GWALTNEY TWINS, l-r, Maddox, 4, Tyson, 6, Mason, 6, and Braxton, 4 are the sons of Selina and Benji Gwaltney.
The number two has special standing at Southside Elementary School this year where there are 10 sets of twins enrolled in school, and surprisingly enough, four of those sets belong to just two families.
Both the Gilbert and Gwaltney families have two sets of twins. Selina and Benji Gwaltney have four boys who are fraternal twins; Francina Mitchell and Eddie Gilbert are the parents of two sets of boy and girl fraternal twins.
Braxton and Maddox Gwaltney, both 4, are in Pre-K; Aubrey and Alexander Gilbert, both 5, are in kindergarten; Tyson and Mason Gwaltney, 6, are in kindergarten; and Ethan and Faith Gilbert, both 7, are in 2nd grade.
“There’s never a dull moment,” says Francina Mitchell, of having two sets of twins in the house.
Like Mitchell, Selina Gwaltney says keeping to a schedule is important to maintaining order. “Everything is structured because there are so many of them,” laughs Gwaltney. “They are four very bright personalities, but all four very different.”
Neither mother says she expected to have a second set of twins. Mitchell, 36, who has twins on her side of the family, says, “With the first set, I thought, if God gives me two I hope it’s a boy and a girl, and I got that, and then when I found out I was having a second set, I thought, what am I going to do! I love them, though, I wouldn’t trade nothing for them in the world.”
Mitchell says her twins are all in separate classes.
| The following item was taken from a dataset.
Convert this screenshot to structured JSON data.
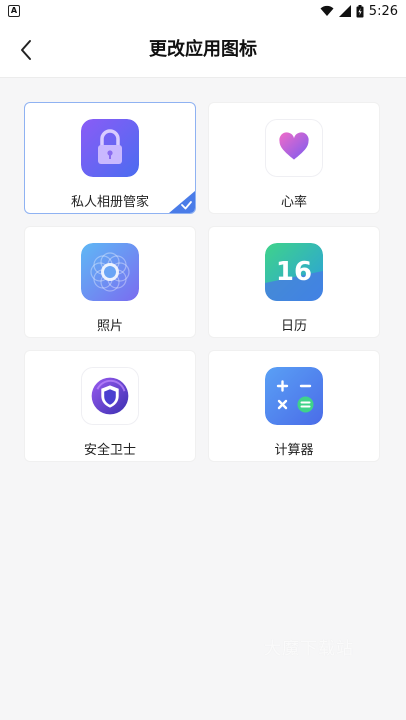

Gwaltney, 41, says that is also the case for her oldest twins, but she wanted her younger boys in the same class.
“Maddox, the youngest (last born), he’s my little fighting spirit. He’s like the glue that holds all three of the boys together. He gets up and gets dressed first and gets in the car with his seatbelt on first,” says Gwaltney. “Tyson (the first born) is the other motivator. He helps keep the two in the middle going.”
Mitchell says her children also help one another.
“Faith helps out a lot, pretty much anything I need she and Ethan help out, they try to help me keep everything in line,” she says.
Both moms say they are lucky to have strong support systems to help with the multiple multiples.
“I get myself ready first at 5 a.m., then around 5:30 a.m. I wake them up, and they dress themselves in the clothes I’ve already laid out. They brush their teeth and wash their faces, then I give them a snack and my mother-in-law cooks them breakfast and drops them off at school,” says Mitchell, a C.N.A. at a nursing home in Thomasville.
Gwaltney, who has worked as a personal trainer and in physical therapy, says her boys’ grandparents, Linda and Bobby Gwaltney and Debra and Bob Jones, all of Cairo, are “shuttle buses” who help make sure the twins get where they need to be.
Although her twins are all boys, dressing them in matching outfits is not a priority.
“Some days I’ll dress them alike, and some days they want to be different,” Gwaltney says.
After school, the busy atmosphere continues at the Gwaltney house. “They all have homework, and all have soccer practice, but they love it. They all enjoy school,” says their Mom.
Kevin Strickland, principal of Southside Elementary who has worked nearly 20 years in education, says this must be a banner year for twins at the school. “I have worked with twins in the past, but not this amount of twins. Additionally, having two sets of twins within one family is rare for any school let alone two sets of double twins like we have this year,” Strickland says.